++++ DATASET EXTRACT ++++
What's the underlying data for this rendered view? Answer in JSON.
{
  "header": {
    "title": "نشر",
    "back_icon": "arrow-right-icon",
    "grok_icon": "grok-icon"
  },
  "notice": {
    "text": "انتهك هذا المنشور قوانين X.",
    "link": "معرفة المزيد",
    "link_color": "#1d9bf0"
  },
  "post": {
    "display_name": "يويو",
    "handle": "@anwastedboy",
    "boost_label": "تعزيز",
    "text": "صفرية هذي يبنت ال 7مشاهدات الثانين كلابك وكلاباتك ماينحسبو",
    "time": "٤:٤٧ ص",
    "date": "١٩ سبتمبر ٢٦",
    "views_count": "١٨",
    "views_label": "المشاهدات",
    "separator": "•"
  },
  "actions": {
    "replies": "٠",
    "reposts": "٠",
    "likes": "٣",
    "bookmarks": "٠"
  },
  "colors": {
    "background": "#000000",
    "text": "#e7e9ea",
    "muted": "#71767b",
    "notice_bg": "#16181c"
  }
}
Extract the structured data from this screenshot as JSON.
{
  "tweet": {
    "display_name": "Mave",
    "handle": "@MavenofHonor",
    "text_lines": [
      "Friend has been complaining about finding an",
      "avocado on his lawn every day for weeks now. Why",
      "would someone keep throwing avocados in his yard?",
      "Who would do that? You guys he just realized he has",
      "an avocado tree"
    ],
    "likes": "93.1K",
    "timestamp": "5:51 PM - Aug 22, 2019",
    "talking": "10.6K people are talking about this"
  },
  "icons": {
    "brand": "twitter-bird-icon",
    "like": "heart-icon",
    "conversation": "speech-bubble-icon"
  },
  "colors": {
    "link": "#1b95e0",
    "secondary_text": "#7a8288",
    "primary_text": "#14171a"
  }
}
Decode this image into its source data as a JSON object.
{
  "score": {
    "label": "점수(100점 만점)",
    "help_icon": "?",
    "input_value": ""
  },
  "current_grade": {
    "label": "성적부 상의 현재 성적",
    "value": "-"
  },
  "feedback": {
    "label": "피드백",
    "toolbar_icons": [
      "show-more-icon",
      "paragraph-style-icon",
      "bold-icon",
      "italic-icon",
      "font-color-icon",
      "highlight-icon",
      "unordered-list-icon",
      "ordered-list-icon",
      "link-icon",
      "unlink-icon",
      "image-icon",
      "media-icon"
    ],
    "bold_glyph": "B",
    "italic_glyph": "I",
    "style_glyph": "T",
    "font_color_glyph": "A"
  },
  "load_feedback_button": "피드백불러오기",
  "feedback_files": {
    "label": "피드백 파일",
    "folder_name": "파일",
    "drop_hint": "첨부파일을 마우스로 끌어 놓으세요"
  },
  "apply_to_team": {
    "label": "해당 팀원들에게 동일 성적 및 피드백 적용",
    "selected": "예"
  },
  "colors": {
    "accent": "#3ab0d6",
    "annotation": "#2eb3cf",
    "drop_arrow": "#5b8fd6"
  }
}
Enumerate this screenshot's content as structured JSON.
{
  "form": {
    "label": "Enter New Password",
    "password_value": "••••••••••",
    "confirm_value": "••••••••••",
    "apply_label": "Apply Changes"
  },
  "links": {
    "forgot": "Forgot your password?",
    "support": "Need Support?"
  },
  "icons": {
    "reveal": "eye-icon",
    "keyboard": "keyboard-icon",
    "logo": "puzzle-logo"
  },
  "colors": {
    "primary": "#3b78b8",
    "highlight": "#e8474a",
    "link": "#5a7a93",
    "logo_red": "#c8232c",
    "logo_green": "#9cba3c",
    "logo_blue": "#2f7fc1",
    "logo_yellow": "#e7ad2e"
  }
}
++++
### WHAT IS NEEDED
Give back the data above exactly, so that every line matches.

### WRITTEN SOLUTION
What's the underlying data for this rendered view? Answer in JSON.
{
  "header": {
    "title": "نشر",
    "back_icon": "arrow-right-icon",
    "grok_icon": "grok-icon"
  },
  "notice": {
    "text": "انتهك هذا المنشور قوانين X.",
    "link": "معرفة المزيد",
    "link_color": "#1d9bf0"
  },
  "post": {
    "display_name": "يويو",
    "handle": "@anwastedboy",
    "boost_label": "تعزيز",
    "text": "صفرية هذي يبنت ال 7مشاهدات الثانين كلابك وكلاباتك ماينحسبو",
    "time": "٤:٤٧ ص",
    "date": "١٩ سبتمبر ٢٦",
    "views_count": "١٨",
    "views_label": "المشاهدات",
    "separator": "•"
  },
  "actions": {
    "replies": "٠",
    "reposts": "٠",
    "likes": "٣",
    "bookmarks": "٠"
  },
  "colors": {
    "background": "#000000",
    "text": "#e7e9ea",
    "muted": "#71767b",
    "notice_bg": "#16181c"
  }
}
Extract the structured data from this screenshot as JSON.
{
  "tweet": {
    "display_name": "Mave",
    "handle": "@MavenofHonor",
    "text_lines": [
      "Friend has been complaining about finding an",
      "avocado on his lawn every day for weeks now. Why",
      "would someone keep throwing avocados in his yard?",
      "Who would do that? You guys he just realized he has",
      "an avocado tree"
    ],
    "likes": "93.1K",
    "timestamp": "5:51 PM - Aug 22, 2019",
    "talking": "10.6K people are talking about this"
  },
  "icons": {
    "brand": "twitter-bird-icon",
    "like": "heart-icon",
    "conversation": "speech-bubble-icon"
  },
  "colors": {
    "link": "#1b95e0",
    "secondary_text": "#7a8288",
    "primary_text": "#14171a"
  }
}
Decode this image into its source data as a JSON object.
{
  "score": {
    "label": "점수(100점 만점)",
    "help_icon": "?",
    "input_value": ""
  },
  "current_grade": {
    "label": "성적부 상의 현재 성적",
    "value": "-"
  },
  "feedback": {
    "label": "피드백",
    "toolbar_icons": [
      "show-more-icon",
      "paragraph-style-icon",
      "bold-icon",
      "italic-icon",
      "font-color-icon",
      "highlight-icon",
      "unordered-list-icon",
      "ordered-list-icon",
      "link-icon",
      "unlink-icon",
      "image-icon",
      "media-icon"
    ],
    "bold_glyph": "B",
    "italic_glyph": "I",
    "style_glyph": "T",
    "font_color_glyph": "A"
  },
  "load_feedback_button": "피드백불러오기",
  "feedback_files": {
    "label": "피드백 파일",
    "folder_name": "파일",
    "drop_hint": "첨부파일을 마우스로 끌어 놓으세요"
  },
  "apply_to_team": {
    "label": "해당 팀원들에게 동일 성적 및 피드백 적용",
    "selected": "예"
  },
  "colors": {
    "accent": "#3ab0d6",
    "annotation": "#2eb3cf",
    "drop_arrow": "#5b8fd6"
  }
}
Enumerate this screenshot's content as structured JSON.
{
  "form": {
    "label": "Enter New Password",
    "password_value": "••••••••••",
    "confirm_value": "••••••••••",
    "apply_label": "Apply Changes"
  },
  "links": {
    "forgot": "Forgot your password?",
    "support": "Need Support?"
  },
  "icons": {
    "reveal": "eye-icon",
    "keyboard": "keyboard-icon",
    "logo": "puzzle-logo"
  },
  "colors": {
    "primary": "#3b78b8",
    "highlight": "#e8474a",
    "link": "#5a7a93",
    "logo_red": "#c8232c",
    "logo_green": "#9cba3c",
    "logo_blue": "#2f7fc1",
    "logo_yellow": "#e7ad2e"
  }
}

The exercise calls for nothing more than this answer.